**Task brief**
A copy of the listing below is needed, exact in every line and without images.

**Given entries**
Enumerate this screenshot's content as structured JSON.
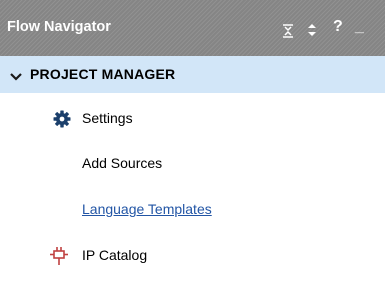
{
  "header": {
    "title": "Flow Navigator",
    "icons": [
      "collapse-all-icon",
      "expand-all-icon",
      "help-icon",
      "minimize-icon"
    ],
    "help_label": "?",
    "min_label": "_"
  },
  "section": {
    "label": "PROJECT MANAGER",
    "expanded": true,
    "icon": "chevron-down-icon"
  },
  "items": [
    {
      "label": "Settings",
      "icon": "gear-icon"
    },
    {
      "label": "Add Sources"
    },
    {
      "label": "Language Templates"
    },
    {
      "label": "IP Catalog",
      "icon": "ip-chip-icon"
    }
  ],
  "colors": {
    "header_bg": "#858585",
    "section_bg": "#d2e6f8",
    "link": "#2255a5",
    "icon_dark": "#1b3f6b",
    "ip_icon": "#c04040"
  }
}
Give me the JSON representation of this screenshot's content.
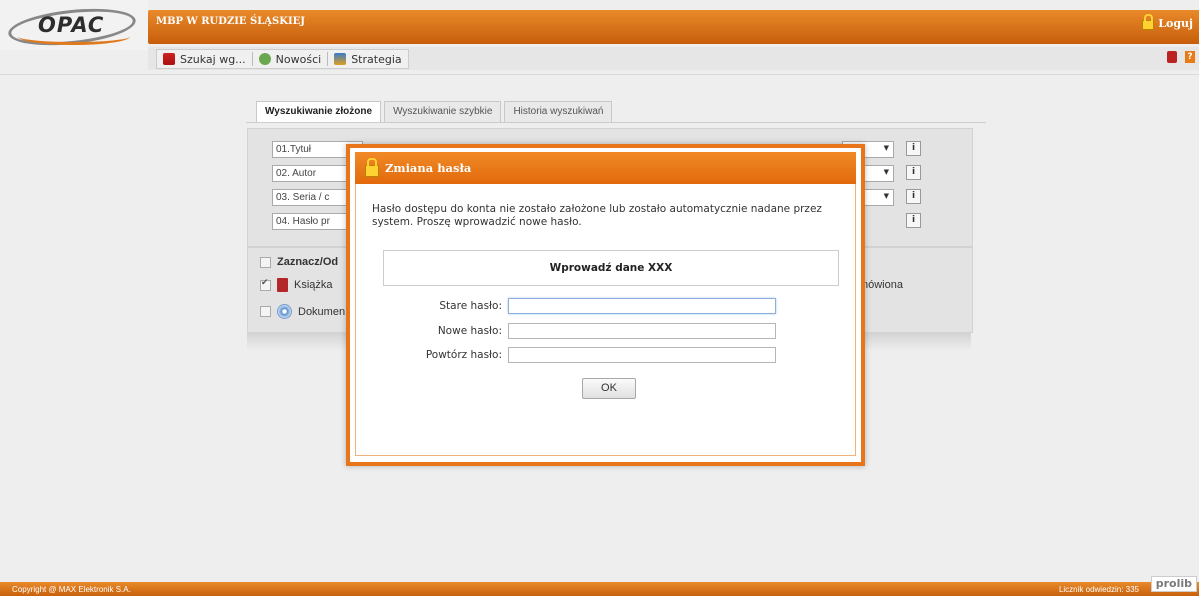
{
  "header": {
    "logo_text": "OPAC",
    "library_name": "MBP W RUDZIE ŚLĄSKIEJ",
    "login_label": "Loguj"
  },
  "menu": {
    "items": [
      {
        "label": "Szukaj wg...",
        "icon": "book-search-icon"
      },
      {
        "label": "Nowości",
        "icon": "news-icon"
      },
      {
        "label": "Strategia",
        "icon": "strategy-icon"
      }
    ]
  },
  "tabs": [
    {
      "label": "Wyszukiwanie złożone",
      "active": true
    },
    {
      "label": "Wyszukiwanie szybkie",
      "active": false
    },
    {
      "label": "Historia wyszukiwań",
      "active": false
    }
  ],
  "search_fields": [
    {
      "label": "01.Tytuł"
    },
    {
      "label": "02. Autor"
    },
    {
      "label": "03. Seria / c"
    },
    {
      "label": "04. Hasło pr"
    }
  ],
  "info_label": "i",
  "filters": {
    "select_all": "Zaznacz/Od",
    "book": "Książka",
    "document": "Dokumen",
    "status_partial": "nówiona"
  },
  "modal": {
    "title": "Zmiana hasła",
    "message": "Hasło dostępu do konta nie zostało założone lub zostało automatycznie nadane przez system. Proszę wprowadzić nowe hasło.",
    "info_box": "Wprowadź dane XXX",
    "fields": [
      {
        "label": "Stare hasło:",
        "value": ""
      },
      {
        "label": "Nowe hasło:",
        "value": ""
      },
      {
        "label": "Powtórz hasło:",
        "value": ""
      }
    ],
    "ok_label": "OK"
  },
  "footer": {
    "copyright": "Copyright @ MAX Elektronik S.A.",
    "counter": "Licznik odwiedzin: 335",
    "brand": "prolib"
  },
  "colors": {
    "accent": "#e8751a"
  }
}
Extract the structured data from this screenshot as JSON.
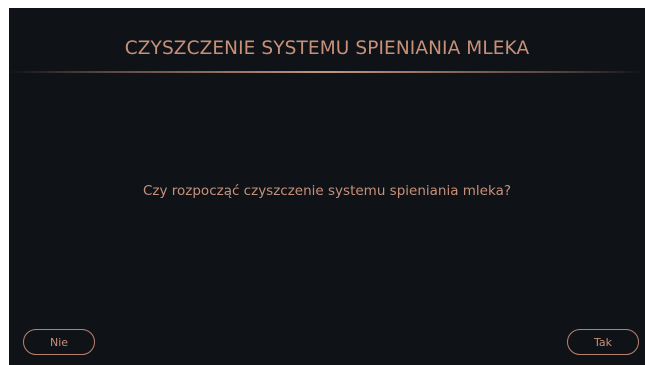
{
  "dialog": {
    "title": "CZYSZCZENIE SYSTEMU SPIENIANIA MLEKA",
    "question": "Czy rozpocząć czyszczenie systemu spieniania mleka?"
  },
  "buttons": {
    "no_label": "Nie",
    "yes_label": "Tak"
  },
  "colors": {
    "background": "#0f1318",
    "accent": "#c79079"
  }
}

**Answer to the exercise**
Enumerate this screenshot's content as structured JSON.
{
  "header": {
    "title": "Flow Navigator",
    "icons": [
      "collapse-all-icon",
      "expand-all-icon",
      "help-icon",
      "minimize-icon"
    ],
    "help_label": "?",
    "min_label": "_"
  },
  "section": {
    "label": "PROJECT MANAGER",
    "expanded": true,
    "icon": "chevron-down-icon"
  },
  "items": [
    {
      "label": "Settings",
      "icon": "gear-icon"
    },
    {
      "label": "Add Sources"
    },
    {
      "label": "Language Templates"
    },
    {
      "label": "IP Catalog",
      "icon": "ip-chip-icon"
    }
  ],
  "colors": {
    "header_bg": "#858585",
    "section_bg": "#d2e6f8",
    "link": "#2255a5",
    "icon_dark": "#1b3f6b",
    "ip_icon": "#c04040"
  }
}
Give me the JSON representation of this screenshot's content.
{
  "header": {
    "logo_text": "OPAC",
    "library_name": "MBP W RUDZIE ŚLĄSKIEJ",
    "login_label": "Loguj"
  },
  "menu": {
    "items": [
      {
        "label": "Szukaj wg...",
        "icon": "book-search-icon"
      },
      {
        "label": "Nowości",
        "icon": "news-icon"
      },
      {
        "label": "Strategia",
        "icon": "strategy-icon"
      }
    ]
  },
  "tabs": [
    {
      "label": "Wyszukiwanie złożone",
      "active": true
    },
    {
      "label": "Wyszukiwanie szybkie",
      "active": false
    },
    {
      "label": "Historia wyszukiwań",
      "active": false
    }
  ],
  "search_fields": [
    {
      "label": "01.Tytuł"
    },
    {
      "label": "02. Autor"
    },
    {
      "label": "03. Seria / c"
    },
    {
      "label": "04. Hasło pr"
    }
  ],
  "info_label": "i",
  "filters": {
    "select_all": "Zaznacz/Od",
    "book": "Książka",
    "document": "Dokumen",
    "status_partial": "nówiona"
  },
  "modal": {
    "title": "Zmiana hasła",
    "message": "Hasło dostępu do konta nie zostało założone lub zostało automatycznie nadane przez system. Proszę wprowadzić nowe hasło.",
    "info_box": "Wprowadź dane XXX",
    "fields": [
      {
        "label": "Stare hasło:",
        "value": ""
      },
      {
        "label": "Nowe hasło:",
        "value": ""
      },
      {
        "label": "Powtórz hasło:",
        "value": ""
      }
    ],
    "ok_label": "OK"
  },
  "footer": {
    "copyright": "Copyright @ MAX Elektronik S.A.",
    "counter": "Licznik odwiedzin: 335",
    "brand": "prolib"
  },
  "colors": {
    "accent": "#e8751a"
  }
}
Extract the structured data from this screenshot as JSON.
{
  "dialog": {
    "title": "CZYSZCZENIE SYSTEMU SPIENIANIA MLEKA",
    "question": "Czy rozpocząć czyszczenie systemu spieniania mleka?"
  },
  "buttons": {
    "no_label": "Nie",
    "yes_label": "Tak"
  },
  "colors": {
    "background": "#0f1318",
    "accent": "#c79079"
  }
}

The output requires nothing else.